#### WORK REQUIRED:
Please write out the complete listing that follows, exactly as it reads.

(Beginning of DATA EXCERPTS)

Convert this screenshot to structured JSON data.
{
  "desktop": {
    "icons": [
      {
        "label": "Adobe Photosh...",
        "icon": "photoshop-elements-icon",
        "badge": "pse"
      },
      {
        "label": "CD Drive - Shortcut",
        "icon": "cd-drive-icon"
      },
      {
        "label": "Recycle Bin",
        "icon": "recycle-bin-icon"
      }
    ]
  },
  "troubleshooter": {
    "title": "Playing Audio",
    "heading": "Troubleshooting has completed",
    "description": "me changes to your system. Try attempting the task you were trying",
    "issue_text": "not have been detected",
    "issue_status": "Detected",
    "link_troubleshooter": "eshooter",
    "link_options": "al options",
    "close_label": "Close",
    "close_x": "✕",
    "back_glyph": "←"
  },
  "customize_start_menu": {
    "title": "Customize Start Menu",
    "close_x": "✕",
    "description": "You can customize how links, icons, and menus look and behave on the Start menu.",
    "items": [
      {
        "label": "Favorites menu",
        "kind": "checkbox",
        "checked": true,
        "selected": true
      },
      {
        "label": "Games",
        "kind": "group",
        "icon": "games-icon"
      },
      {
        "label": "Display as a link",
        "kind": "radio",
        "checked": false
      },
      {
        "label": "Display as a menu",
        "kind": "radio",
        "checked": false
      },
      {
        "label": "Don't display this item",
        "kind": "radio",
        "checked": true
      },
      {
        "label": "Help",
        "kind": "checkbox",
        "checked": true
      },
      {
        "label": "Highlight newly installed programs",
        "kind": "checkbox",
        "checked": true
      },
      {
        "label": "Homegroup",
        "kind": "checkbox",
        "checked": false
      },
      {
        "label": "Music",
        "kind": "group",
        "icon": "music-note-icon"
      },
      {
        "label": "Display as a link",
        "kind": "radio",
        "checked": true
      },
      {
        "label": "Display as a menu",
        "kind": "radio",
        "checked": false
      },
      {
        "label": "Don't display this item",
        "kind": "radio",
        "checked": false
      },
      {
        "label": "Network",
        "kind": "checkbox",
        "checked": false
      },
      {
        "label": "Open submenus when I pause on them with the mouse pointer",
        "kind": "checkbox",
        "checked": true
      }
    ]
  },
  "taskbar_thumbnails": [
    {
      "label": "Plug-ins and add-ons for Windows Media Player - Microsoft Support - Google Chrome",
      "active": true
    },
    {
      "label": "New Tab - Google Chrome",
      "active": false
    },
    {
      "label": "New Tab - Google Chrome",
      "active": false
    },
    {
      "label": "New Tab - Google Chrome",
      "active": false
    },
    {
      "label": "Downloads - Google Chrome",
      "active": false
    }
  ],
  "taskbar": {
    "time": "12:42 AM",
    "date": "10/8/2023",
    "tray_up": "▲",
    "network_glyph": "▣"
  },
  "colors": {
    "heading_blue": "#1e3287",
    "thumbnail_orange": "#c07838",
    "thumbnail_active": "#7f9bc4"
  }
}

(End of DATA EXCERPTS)

#### WRITTEN REPLY:
Convert this screenshot to structured JSON data.
{
  "desktop": {
    "icons": [
      {
        "label": "Adobe Photosh...",
        "icon": "photoshop-elements-icon",
        "badge": "pse"
      },
      {
        "label": "CD Drive - Shortcut",
        "icon": "cd-drive-icon"
      },
      {
        "label": "Recycle Bin",
        "icon": "recycle-bin-icon"
      }
    ]
  },
  "troubleshooter": {
    "title": "Playing Audio",
    "heading": "Troubleshooting has completed",
    "description": "me changes to your system. Try attempting the task you were trying",
    "issue_text": "not have been detected",
    "issue_status": "Detected",
    "link_troubleshooter": "eshooter",
    "link_options": "al options",
    "close_label": "Close",
    "close_x": "✕",
    "back_glyph": "←"
  },
  "customize_start_menu": {
    "title": "Customize Start Menu",
    "close_x": "✕",
    "description": "You can customize how links, icons, and menus look and behave on the Start menu.",
    "items": [
      {
        "label": "Favorites menu",
        "kind": "checkbox",
        "checked": true,
        "selected": true
      },
      {
        "label": "Games",
        "kind": "group",
        "icon": "games-icon"
      },
      {
        "label": "Display as a link",
        "kind": "radio",
        "checked": false
      },
      {
        "label": "Display as a menu",
        "kind": "radio",
        "checked": false
      },
      {
        "label": "Don't display this item",
        "kind": "radio",
        "checked": true
      },
      {
        "label": "Help",
        "kind": "checkbox",
        "checked": true
      },
      {
        "label": "Highlight newly installed programs",
        "kind": "checkbox",
        "checked": true
      },
      {
        "label": "Homegroup",
        "kind": "checkbox",
        "checked": false
      },
      {
        "label": "Music",
        "kind": "group",
        "icon": "music-note-icon"
      },
      {
        "label": "Display as a link",
        "kind": "radio",
        "checked": true
      },
      {
        "label": "Display as a menu",
        "kind": "radio",
        "checked": false
      },
      {
        "label": "Don't display this item",
        "kind": "radio",
        "checked": false
      },
      {
        "label": "Network",
        "kind": "checkbox",
        "checked": false
      },
      {
        "label": "Open submenus when I pause on them with the mouse pointer",
        "kind": "checkbox",
        "checked": true
      }
    ]
  },
  "taskbar_thumbnails": [
    {
      "label": "Plug-ins and add-ons for Windows Media Player - Microsoft Support - Google Chrome",
      "active": true
    },
    {
      "label": "New Tab - Google Chrome",
      "active": false
    },
    {
      "label": "New Tab - Google Chrome",
      "active": false
    },
    {
      "label": "New Tab - Google Chrome",
      "active": false
    },
    {
      "label": "Downloads - Google Chrome",
      "active": false
    }
  ],
  "taskbar": {
    "time": "12:42 AM",
    "date": "10/8/2023",
    "tray_up": "▲",
    "network_glyph": "▣"
  },
  "colors": {
    "heading_blue": "#1e3287",
    "thumbnail_orange": "#c07838",
    "thumbnail_active": "#7f9bc4"
  }
}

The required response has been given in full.